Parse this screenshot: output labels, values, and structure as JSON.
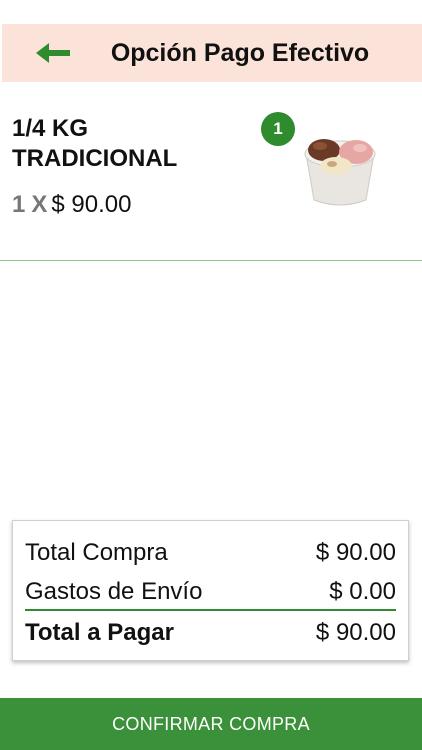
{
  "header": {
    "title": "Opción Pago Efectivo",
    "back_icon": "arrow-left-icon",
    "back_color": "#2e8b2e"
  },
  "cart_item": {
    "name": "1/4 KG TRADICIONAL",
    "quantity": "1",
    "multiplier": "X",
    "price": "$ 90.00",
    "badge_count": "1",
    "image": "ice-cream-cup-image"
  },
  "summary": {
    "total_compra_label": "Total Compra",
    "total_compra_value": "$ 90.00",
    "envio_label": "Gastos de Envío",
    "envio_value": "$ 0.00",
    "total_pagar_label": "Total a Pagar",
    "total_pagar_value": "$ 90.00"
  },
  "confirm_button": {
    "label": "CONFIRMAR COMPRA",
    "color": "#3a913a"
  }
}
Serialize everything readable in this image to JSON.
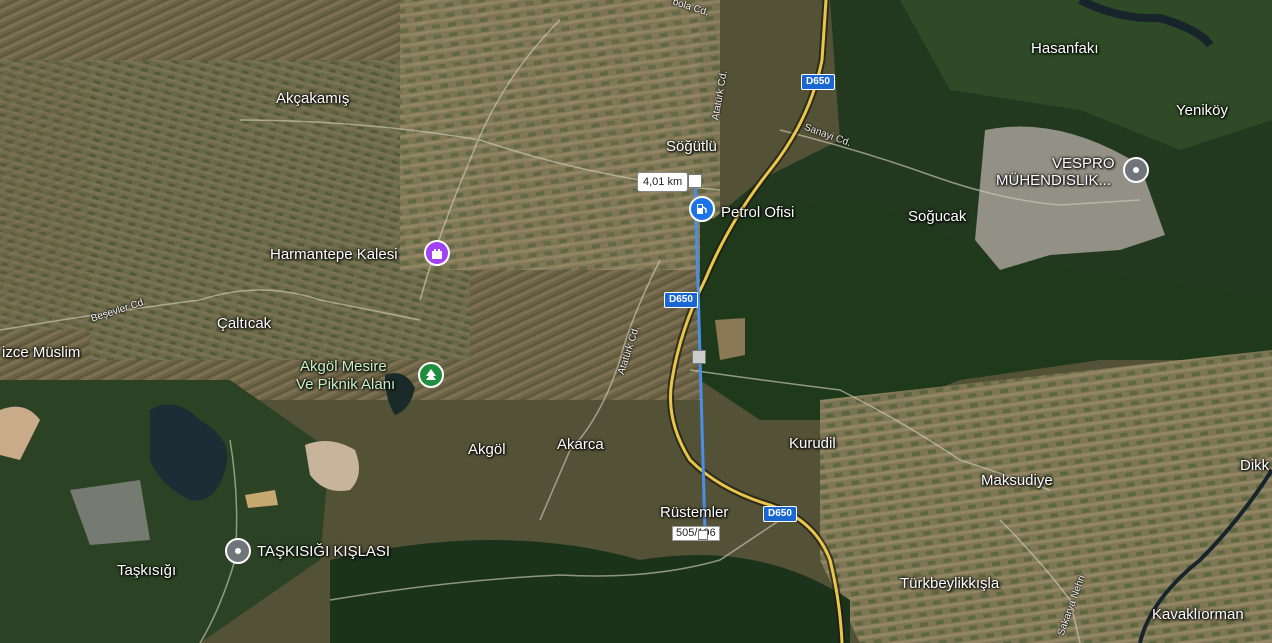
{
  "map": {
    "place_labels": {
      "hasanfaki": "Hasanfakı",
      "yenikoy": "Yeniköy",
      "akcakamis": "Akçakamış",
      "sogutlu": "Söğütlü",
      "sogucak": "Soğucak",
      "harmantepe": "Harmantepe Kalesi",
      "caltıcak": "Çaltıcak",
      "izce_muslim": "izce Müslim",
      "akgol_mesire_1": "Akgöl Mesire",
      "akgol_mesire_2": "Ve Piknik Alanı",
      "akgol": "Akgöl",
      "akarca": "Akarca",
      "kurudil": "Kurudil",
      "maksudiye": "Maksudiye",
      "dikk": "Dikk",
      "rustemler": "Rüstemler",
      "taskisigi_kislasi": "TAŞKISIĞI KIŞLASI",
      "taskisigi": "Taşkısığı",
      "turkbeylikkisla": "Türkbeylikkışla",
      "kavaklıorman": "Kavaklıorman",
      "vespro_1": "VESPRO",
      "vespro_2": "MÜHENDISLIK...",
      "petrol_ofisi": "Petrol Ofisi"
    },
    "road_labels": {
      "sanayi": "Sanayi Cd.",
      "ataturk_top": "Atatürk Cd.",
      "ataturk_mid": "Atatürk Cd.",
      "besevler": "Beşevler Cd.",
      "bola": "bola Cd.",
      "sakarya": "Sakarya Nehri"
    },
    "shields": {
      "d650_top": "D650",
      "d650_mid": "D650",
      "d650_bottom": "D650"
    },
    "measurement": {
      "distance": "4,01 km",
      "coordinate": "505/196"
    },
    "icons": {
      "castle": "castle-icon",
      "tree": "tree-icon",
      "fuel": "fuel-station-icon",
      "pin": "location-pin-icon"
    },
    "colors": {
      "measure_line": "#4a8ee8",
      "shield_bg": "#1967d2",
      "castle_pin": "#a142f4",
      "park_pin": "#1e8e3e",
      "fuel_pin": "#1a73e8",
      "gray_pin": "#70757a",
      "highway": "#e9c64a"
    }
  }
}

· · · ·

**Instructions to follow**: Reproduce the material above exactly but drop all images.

**Task output**:
Parse this screenshot: output labels, values, and structure as JSON.
{
  "header": {
    "title": "Opción Pago Efectivo",
    "back_icon": "arrow-left-icon",
    "back_color": "#2e8b2e"
  },
  "cart_item": {
    "name": "1/4 KG TRADICIONAL",
    "quantity": "1",
    "multiplier": "X",
    "price": "$ 90.00",
    "badge_count": "1",
    "image": "ice-cream-cup-image"
  },
  "summary": {
    "total_compra_label": "Total Compra",
    "total_compra_value": "$ 90.00",
    "envio_label": "Gastos de Envío",
    "envio_value": "$ 0.00",
    "total_pagar_label": "Total a Pagar",
    "total_pagar_value": "$ 90.00"
  },
  "confirm_button": {
    "label": "CONFIRMAR COMPRA",
    "color": "#3a913a"
  }
}
Serialize everything readable in this image to JSON.
{
  "map": {
    "place_labels": {
      "hasanfaki": "Hasanfakı",
      "yenikoy": "Yeniköy",
      "akcakamis": "Akçakamış",
      "sogutlu": "Söğütlü",
      "sogucak": "Soğucak",
      "harmantepe": "Harmantepe Kalesi",
      "caltıcak": "Çaltıcak",
      "izce_muslim": "izce Müslim",
      "akgol_mesire_1": "Akgöl Mesire",
      "akgol_mesire_2": "Ve Piknik Alanı",
      "akgol": "Akgöl",
      "akarca": "Akarca",
      "kurudil": "Kurudil",
      "maksudiye": "Maksudiye",
      "dikk": "Dikk",
      "rustemler": "Rüstemler",
      "taskisigi_kislasi": "TAŞKISIĞI KIŞLASI",
      "taskisigi": "Taşkısığı",
      "turkbeylikkisla": "Türkbeylikkışla",
      "kavaklıorman": "Kavaklıorman",
      "vespro_1": "VESPRO",
      "vespro_2": "MÜHENDISLIK...",
      "petrol_ofisi": "Petrol Ofisi"
    },
    "road_labels": {
      "sanayi": "Sanayi Cd.",
      "ataturk_top": "Atatürk Cd.",
      "ataturk_mid": "Atatürk Cd.",
      "besevler": "Beşevler Cd.",
      "bola": "bola Cd.",
      "sakarya": "Sakarya Nehri"
    },
    "shields": {
      "d650_top": "D650",
      "d650_mid": "D650",
      "d650_bottom": "D650"
    },
    "measurement": {
      "distance": "4,01 km",
      "coordinate": "505/196"
    },
    "icons": {
      "castle": "castle-icon",
      "tree": "tree-icon",
      "fuel": "fuel-station-icon",
      "pin": "location-pin-icon"
    },
    "colors": {
      "measure_line": "#4a8ee8",
      "shield_bg": "#1967d2",
      "castle_pin": "#a142f4",
      "park_pin": "#1e8e3e",
      "fuel_pin": "#1a73e8",
      "gray_pin": "#70757a",
      "highway": "#e9c64a"
    }
  }
}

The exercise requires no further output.